Courtney Bruegmann, of Fennimore, Wis., holds a photo of her 9-month-old son, Camynn, who died after choking on a toy ball. She now advocates for the use of an anti-choking device called a LifeVac, which she and her family have donated to the Fennimore Rescue Squad and Fennimore Community Schools.

FENNIMORE, Wis. — A Fennimore family is urging state lawmakers to back a legislative proposal that would allocate funding for the acquisition of choking-rescue devices for schools.

Courtney and Matt Bruegmann hope to avoid another tragedy like that which they witnessed in 2016 that led to the death of their 9-month-old son, Camynn.

“Something definitely needs to be done so this stops happening,” Courtney said.

The bill would allocate up to $500,000 over the 2019-21 biennium to provide grants to public, private and tribal elementary and secondary schools for the purchase of the devices.

The proposal was introduced by Wisconsin Rep. Travis Tranel, R-Cuba City, and Sen. Howard Marklein, R-Spring Green, at the urging of the Bruegmanns.

“This seems like a simple device that wouldn’t be difficult to put into schools,” Tranel said.

Marklein could not be reached for comment.

Camynn died after choking on a ball. Standard interventions such as the Heimlich maneuver proved unsuccessful in dislodging the obstruction.

“To sit there and watch your child die because you have nothing to help him, it’s horrible,” Courtney said.

The Bruegmanns believe the boy’s death could have been prevented had they and emergency service workers had more tools at their disposal, such as a rescue device known as the LifeVac.

It relies on suction to remove blockages from the airway.

In addition to donating several LifeVac units to area schools and the Fennimore Volunteer Rescue Squad, the Bruegmanns are advocating for the placement of choking-rescue devices in each of Wisconsin’s more than 2,000 schools.

The bill, currently being circulated for co-sponsorship, would provide grant funding for the purchase of up to three units per school. Applicants must provide a 25% match of the total grant and provide training and develop protocols for use of the devices.

“You want to be able to feel safe and comfortable when you send your kids to school and (know) that if something were to happen, you have all the tools available to them,” Courtney said.

The National Safety Council estimates that more than 5,000 people die every year from choking.

Suffocation also is the leading cause of unintentional injury deaths among children less than 1 year old and among the top five leading causes of death in children ages 1 to 9, according to the federal Centers for Disease Control and Prevention.
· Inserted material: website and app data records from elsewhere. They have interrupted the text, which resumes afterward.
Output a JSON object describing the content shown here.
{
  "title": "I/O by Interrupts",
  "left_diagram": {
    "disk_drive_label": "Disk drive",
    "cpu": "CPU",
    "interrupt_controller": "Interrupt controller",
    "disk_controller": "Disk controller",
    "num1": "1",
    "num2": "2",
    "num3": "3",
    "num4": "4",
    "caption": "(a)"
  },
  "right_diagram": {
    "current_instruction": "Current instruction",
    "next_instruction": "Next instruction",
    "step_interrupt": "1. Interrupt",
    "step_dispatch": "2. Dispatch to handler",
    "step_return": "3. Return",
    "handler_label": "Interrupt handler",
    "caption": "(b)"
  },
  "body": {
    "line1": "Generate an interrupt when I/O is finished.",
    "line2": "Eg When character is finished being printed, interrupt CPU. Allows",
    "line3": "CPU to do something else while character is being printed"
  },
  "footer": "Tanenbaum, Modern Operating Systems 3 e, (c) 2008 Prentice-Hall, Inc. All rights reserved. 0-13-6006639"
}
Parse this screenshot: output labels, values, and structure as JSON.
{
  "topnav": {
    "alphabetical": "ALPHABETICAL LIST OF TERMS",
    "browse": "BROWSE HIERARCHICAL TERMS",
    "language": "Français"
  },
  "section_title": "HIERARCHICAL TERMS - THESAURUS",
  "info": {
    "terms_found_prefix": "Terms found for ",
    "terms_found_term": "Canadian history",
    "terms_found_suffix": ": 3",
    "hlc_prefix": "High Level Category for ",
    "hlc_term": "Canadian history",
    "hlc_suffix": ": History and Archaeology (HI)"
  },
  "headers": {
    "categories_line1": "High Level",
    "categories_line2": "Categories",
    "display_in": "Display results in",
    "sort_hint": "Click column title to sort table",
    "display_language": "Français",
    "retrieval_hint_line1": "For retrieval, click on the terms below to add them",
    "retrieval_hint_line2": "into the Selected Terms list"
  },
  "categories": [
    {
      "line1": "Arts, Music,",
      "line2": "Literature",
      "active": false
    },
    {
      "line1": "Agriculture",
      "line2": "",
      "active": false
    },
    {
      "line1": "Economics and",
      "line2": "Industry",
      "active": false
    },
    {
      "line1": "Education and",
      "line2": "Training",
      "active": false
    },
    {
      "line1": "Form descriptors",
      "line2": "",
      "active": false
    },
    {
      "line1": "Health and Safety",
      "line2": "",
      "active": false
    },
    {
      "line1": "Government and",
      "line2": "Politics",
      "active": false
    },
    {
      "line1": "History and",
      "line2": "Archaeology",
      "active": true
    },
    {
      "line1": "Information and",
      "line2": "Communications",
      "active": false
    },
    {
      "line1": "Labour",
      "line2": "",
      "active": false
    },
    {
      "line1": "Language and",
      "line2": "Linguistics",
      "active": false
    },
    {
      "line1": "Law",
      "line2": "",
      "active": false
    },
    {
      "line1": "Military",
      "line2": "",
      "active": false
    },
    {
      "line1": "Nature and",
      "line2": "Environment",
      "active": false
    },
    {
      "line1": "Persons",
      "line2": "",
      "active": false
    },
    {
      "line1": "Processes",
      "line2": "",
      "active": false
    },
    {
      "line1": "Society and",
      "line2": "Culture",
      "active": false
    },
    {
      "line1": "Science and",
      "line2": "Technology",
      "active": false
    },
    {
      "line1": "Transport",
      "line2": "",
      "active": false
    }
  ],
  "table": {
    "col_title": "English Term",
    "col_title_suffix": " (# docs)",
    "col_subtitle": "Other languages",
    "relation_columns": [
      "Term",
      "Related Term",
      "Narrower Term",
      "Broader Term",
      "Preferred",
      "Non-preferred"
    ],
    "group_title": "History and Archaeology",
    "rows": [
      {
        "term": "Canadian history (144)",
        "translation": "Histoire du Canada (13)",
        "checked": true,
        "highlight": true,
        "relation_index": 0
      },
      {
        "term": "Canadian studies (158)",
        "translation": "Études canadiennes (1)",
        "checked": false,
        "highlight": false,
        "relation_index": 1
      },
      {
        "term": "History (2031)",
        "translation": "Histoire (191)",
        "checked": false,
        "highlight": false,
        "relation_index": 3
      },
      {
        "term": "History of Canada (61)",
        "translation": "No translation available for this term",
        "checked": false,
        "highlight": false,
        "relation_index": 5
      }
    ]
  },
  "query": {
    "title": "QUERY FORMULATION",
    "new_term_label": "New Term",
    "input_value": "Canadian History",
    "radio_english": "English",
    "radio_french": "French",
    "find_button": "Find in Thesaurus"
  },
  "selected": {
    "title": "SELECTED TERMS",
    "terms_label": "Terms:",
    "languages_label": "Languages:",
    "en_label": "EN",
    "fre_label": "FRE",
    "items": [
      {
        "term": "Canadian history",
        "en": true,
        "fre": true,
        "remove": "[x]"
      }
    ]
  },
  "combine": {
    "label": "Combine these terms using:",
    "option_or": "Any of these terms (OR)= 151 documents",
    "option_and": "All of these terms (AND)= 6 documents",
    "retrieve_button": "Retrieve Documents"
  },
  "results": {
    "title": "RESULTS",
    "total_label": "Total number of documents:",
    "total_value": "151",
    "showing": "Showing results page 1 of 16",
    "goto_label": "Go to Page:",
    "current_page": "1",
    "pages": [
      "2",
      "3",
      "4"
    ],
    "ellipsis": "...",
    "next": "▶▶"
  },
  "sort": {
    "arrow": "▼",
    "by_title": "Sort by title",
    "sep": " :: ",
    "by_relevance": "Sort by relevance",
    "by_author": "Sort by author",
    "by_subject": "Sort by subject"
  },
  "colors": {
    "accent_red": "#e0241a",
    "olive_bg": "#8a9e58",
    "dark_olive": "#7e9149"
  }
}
The LifeVac retails online from $60 to $80. The math is simple, Courtney said.

“There is a device out there that can save lives,” she said. “It’s a lot cheaper than paying for a funeral.”